▶ SUPPLIED DATA:

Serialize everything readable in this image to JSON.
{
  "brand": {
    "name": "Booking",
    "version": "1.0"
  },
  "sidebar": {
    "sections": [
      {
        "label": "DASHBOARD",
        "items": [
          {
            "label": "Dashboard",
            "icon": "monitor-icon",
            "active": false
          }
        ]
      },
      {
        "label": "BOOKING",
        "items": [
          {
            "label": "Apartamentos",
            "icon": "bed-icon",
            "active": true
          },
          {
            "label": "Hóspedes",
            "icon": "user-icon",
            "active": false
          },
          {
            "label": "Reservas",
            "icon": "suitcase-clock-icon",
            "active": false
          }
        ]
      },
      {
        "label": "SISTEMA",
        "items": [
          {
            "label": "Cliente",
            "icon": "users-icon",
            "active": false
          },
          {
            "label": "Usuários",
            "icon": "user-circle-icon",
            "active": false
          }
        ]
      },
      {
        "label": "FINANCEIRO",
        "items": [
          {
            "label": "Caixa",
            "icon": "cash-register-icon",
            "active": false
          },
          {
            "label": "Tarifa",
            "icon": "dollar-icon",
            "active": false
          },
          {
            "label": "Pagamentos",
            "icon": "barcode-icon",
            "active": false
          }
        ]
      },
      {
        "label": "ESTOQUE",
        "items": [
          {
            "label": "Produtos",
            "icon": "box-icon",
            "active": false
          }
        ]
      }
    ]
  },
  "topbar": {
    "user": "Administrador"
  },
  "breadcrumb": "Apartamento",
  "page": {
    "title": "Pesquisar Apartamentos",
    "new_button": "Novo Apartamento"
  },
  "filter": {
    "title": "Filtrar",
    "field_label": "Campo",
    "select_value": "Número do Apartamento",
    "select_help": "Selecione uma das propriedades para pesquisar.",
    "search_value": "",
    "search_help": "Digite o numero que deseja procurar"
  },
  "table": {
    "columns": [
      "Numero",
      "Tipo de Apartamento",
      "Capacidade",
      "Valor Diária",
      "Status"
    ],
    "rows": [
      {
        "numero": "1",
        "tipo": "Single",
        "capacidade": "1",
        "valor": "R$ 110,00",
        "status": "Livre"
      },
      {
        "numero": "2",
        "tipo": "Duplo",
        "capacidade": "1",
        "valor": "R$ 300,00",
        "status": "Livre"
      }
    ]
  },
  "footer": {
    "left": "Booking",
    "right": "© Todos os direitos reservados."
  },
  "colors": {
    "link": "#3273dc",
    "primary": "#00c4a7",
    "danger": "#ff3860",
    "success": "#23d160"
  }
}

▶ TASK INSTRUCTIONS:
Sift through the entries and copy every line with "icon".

▶ RESPONSE TO THIS TASK:
            "icon": "monitor-icon",
            "icon": "bed-icon",
            "icon": "user-icon",
            "icon": "suitcase-clock-icon",
            "icon": "users-icon",
            "icon": "user-circle-icon",
            "icon": "cash-register-icon",
            "icon": "dollar-icon",
            "icon": "barcode-icon",
            "icon": "box-icon",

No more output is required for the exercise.